[Component data from apps and pages]
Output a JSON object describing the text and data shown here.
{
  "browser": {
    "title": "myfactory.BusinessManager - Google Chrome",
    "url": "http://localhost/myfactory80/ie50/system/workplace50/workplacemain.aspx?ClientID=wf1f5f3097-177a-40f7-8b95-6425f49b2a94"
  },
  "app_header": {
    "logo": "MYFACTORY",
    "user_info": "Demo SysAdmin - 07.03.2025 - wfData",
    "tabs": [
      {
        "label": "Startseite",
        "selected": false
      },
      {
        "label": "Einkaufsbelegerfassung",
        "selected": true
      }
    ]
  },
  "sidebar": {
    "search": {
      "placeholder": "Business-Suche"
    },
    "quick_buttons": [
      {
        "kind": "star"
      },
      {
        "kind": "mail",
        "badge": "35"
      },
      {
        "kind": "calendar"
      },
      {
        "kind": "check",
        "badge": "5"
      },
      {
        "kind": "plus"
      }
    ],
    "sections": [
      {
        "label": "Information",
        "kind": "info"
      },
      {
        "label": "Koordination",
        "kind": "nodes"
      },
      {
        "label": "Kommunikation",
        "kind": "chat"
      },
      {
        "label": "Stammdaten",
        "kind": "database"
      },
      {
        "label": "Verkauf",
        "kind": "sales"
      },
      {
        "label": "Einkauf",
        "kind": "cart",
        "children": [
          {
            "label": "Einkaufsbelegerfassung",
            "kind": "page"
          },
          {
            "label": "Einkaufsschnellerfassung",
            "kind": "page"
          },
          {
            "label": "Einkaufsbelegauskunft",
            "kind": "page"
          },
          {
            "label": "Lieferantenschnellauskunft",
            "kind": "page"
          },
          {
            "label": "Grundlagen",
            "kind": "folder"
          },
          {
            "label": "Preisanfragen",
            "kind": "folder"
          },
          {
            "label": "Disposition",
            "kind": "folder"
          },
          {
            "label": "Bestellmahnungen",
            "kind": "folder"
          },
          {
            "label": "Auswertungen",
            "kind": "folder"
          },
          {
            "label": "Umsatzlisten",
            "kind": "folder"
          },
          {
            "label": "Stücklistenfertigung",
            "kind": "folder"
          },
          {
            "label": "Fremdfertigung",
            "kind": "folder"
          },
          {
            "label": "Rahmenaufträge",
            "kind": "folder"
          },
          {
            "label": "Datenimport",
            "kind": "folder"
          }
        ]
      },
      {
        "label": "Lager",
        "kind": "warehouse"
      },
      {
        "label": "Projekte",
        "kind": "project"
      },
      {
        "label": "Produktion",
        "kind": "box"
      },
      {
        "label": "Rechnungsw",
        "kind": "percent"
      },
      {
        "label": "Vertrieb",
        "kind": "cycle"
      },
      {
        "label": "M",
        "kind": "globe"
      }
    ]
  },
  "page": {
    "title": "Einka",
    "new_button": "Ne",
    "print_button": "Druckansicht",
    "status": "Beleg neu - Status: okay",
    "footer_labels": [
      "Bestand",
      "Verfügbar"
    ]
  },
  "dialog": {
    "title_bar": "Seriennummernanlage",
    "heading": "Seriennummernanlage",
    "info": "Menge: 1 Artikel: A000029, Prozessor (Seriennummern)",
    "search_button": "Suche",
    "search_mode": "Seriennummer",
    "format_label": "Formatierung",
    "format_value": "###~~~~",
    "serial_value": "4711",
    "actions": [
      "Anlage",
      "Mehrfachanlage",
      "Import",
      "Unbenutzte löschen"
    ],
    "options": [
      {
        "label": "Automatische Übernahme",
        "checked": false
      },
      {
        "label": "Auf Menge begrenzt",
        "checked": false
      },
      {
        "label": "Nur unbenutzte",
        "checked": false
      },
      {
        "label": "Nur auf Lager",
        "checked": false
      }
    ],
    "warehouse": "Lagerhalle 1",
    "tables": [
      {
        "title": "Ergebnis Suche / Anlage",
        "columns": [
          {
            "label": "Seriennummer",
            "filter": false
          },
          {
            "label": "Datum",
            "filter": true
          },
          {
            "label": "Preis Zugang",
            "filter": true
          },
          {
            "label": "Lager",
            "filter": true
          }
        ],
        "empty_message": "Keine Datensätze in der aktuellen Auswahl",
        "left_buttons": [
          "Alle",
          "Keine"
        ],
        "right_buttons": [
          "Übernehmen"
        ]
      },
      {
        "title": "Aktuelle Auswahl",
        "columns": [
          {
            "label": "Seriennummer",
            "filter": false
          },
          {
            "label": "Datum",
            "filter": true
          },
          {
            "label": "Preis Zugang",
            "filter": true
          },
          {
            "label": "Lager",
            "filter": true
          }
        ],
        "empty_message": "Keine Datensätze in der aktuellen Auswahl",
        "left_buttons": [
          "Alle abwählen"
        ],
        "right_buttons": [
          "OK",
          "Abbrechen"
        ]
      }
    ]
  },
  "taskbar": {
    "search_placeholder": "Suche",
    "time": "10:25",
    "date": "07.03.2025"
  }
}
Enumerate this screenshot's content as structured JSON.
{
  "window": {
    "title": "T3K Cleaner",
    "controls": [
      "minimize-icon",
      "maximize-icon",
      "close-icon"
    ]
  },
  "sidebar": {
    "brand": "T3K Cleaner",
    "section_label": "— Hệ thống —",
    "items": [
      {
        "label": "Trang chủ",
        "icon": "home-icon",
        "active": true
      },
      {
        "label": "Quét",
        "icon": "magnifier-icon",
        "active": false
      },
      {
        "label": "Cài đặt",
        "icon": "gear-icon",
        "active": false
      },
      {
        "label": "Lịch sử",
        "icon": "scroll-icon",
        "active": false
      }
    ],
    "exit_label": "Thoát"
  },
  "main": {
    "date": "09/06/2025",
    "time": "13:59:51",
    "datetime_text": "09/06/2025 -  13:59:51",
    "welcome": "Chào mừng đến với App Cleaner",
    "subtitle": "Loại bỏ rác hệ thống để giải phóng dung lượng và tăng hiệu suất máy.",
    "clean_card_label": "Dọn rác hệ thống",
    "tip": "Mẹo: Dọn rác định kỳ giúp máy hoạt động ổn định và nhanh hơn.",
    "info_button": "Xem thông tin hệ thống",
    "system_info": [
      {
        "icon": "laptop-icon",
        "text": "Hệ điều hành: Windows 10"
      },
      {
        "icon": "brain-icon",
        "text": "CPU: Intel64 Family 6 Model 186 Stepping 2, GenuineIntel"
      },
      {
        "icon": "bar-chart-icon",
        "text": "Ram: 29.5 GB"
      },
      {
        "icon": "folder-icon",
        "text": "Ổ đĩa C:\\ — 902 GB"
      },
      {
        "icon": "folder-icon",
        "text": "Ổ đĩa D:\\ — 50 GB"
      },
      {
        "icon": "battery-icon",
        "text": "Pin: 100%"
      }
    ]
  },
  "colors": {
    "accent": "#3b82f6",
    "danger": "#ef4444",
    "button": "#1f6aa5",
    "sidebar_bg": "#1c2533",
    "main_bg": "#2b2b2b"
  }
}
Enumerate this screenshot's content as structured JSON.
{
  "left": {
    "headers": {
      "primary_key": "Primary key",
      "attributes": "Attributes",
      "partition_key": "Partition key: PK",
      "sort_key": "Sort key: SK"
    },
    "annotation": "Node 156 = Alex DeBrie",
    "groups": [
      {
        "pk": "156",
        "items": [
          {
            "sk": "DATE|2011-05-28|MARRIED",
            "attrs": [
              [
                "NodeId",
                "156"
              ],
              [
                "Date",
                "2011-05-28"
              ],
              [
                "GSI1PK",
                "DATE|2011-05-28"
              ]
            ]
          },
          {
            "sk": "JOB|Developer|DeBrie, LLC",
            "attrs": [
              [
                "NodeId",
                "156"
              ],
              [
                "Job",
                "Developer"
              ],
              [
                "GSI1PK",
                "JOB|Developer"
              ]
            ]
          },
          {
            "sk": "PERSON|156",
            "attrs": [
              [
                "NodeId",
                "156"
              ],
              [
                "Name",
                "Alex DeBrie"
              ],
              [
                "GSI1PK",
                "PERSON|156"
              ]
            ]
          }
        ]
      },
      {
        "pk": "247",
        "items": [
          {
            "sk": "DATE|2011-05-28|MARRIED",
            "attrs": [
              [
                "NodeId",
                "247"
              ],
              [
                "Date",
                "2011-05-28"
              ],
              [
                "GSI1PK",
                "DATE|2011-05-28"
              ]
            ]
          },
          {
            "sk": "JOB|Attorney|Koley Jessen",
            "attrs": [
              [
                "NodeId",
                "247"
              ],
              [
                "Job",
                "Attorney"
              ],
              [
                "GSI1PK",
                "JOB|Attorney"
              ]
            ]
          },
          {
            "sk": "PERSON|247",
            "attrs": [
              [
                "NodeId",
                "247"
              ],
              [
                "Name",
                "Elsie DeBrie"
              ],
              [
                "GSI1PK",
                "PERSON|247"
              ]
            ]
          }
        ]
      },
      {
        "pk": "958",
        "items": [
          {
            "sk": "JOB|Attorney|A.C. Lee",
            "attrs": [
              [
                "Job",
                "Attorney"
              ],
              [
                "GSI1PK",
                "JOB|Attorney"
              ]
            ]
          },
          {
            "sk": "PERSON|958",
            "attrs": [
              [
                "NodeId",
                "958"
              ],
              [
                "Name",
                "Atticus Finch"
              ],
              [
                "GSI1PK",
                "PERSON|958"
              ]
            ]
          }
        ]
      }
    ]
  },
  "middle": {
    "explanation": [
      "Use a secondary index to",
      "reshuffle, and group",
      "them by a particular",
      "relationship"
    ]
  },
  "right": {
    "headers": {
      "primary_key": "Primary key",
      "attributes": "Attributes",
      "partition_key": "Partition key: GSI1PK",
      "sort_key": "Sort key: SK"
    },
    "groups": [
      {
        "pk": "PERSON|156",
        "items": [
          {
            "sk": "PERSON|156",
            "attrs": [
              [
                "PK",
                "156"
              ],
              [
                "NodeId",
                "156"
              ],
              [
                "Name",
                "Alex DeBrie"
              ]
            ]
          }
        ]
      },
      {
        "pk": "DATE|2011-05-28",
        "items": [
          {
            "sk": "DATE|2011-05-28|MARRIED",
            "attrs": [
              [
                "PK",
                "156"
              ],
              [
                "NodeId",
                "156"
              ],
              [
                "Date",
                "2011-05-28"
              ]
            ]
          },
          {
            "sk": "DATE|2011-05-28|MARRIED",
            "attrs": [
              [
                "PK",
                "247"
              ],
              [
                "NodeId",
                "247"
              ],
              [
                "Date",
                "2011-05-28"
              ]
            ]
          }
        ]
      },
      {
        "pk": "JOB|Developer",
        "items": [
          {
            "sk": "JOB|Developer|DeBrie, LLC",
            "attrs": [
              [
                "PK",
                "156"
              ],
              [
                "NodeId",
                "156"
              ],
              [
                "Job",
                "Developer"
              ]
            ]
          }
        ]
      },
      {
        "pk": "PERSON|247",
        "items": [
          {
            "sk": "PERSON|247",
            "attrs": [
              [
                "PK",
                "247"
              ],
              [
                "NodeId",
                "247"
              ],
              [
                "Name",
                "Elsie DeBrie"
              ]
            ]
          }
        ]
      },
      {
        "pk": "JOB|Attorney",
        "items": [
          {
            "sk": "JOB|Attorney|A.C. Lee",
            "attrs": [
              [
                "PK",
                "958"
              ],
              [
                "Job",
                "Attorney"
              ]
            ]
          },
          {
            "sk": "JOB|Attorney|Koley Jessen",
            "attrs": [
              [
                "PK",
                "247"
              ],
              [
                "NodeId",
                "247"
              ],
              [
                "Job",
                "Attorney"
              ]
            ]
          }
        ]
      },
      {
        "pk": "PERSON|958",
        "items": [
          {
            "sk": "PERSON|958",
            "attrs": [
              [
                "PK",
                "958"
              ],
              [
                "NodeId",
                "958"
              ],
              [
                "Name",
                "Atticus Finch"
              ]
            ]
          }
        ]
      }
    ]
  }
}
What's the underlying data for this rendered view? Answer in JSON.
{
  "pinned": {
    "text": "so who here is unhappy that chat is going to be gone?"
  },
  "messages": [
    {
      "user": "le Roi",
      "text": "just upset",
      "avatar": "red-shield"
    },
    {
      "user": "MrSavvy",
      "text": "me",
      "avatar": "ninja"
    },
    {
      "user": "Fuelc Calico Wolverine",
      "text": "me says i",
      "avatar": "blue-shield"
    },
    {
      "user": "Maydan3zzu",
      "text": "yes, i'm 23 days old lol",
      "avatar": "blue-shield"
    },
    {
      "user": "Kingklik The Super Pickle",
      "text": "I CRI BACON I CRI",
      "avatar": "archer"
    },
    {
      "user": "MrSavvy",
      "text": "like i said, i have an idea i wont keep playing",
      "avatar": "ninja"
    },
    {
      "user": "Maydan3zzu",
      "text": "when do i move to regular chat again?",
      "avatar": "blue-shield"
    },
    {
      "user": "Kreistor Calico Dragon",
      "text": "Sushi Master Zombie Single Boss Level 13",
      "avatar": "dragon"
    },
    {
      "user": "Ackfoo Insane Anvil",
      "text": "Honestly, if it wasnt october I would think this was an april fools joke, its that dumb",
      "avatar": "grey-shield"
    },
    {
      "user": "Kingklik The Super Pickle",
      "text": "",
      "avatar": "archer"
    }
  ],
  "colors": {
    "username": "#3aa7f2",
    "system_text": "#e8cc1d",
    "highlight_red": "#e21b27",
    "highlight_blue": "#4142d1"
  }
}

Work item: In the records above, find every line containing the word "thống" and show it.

Solution for this task:
    "section_label": "— Hệ thống —",
    "subtitle": "Loại bỏ rác hệ thống để giải phóng dung lượng và tăng hiệu suất máy.",
    "clean_card_label": "Dọn rác hệ thống",
    "info_button": "Xem thông tin hệ thống",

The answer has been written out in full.